(INFORMATION PROVIDED Opens)
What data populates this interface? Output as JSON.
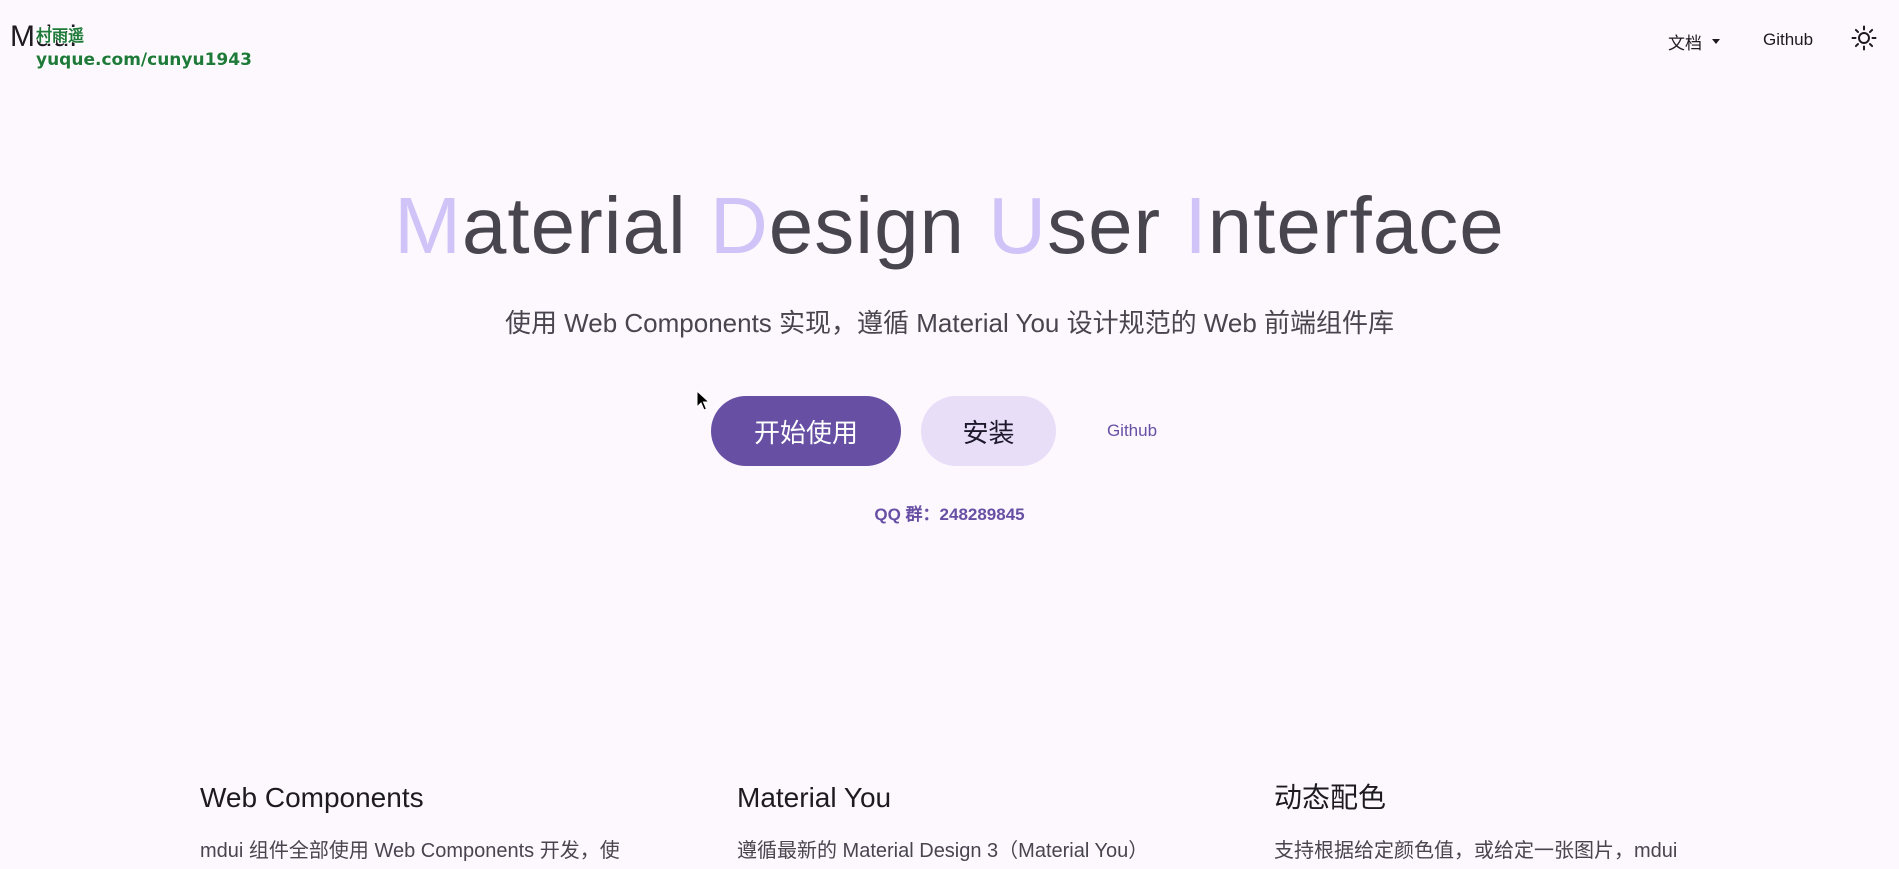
{
  "topbar": {
    "logo": "Mdui",
    "watermark_line1": "村雨遥",
    "watermark_line2": "yuque.com/cunyu1943",
    "nav_docs": "文档",
    "nav_github": "Github",
    "theme_icon": "sun-icon"
  },
  "hero": {
    "title_parts": [
      {
        "cap": "M",
        "rest": "aterial"
      },
      {
        "cap": "D",
        "rest": "esign"
      },
      {
        "cap": "U",
        "rest": "ser"
      },
      {
        "cap": "I",
        "rest": "nterface"
      }
    ],
    "subtitle": "使用 Web Components 实现，遵循 Material You 设计规范的 Web 前端组件库",
    "buttons": {
      "start": "开始使用",
      "install": "安装",
      "github": "Github"
    },
    "qq_group": "QQ 群：248289845"
  },
  "features": [
    {
      "title": "Web Components",
      "text": "mdui 组件全部使用 Web Components 开发，使"
    },
    {
      "title": "Material You",
      "text": "遵循最新的 Material Design 3（Material You）"
    },
    {
      "title": "动态配色",
      "text": "支持根据给定颜色值，或给定一张图片，mdui"
    }
  ],
  "colors": {
    "background": "#fdf7fe",
    "primary": "#6750a4",
    "secondary_container": "#e8def8",
    "title_accent": "#cfc3f8",
    "text": "#49454f"
  }
}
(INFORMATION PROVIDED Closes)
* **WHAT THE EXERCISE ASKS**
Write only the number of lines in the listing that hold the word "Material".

* **RESULT**
3